* [Task goal]: If a line of the records holds the word "JSON", copy it out.

* [Information supplied]:
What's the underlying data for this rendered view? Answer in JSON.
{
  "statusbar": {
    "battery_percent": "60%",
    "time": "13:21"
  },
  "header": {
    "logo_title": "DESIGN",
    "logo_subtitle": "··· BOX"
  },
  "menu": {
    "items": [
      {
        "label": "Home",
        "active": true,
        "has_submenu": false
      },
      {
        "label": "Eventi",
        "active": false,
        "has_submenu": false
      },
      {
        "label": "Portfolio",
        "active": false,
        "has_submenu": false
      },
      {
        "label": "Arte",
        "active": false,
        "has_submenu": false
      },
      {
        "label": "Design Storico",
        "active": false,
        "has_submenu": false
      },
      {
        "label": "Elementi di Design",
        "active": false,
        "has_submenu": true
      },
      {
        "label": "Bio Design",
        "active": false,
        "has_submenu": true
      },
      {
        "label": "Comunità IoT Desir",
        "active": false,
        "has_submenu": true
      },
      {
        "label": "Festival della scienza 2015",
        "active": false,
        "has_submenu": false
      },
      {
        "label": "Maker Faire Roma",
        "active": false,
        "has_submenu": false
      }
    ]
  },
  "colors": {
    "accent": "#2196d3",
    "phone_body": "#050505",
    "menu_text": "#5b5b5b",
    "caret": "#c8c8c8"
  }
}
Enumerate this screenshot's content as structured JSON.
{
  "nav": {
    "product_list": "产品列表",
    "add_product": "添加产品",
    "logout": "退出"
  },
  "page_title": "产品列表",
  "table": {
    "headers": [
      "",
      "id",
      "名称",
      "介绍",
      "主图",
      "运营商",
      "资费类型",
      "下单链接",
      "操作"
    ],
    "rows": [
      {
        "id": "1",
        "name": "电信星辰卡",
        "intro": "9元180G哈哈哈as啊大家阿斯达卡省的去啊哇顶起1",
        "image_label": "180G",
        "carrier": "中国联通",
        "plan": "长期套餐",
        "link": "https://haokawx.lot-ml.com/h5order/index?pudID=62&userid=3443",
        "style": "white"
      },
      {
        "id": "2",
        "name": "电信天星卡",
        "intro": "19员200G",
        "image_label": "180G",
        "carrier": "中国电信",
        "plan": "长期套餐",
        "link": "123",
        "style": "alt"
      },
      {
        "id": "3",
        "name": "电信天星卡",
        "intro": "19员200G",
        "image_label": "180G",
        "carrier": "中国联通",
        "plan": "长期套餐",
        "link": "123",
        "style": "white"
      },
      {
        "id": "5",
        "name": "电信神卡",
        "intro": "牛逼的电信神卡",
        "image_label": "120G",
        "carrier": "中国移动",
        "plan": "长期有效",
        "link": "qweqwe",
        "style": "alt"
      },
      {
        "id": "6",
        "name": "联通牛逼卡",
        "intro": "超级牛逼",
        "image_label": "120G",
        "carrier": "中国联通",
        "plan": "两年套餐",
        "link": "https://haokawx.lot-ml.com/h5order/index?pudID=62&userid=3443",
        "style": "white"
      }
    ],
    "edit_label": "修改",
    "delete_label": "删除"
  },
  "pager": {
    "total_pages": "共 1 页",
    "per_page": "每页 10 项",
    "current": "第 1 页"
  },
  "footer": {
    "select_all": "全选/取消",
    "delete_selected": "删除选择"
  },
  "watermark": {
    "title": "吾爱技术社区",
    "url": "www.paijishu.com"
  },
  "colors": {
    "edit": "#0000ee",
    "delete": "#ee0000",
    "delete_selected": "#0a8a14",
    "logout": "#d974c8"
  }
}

* [Exercise solution]:
What's the underlying data for this rendered view? Answer in JSON.
Enumerate this screenshot's content as structured JSON.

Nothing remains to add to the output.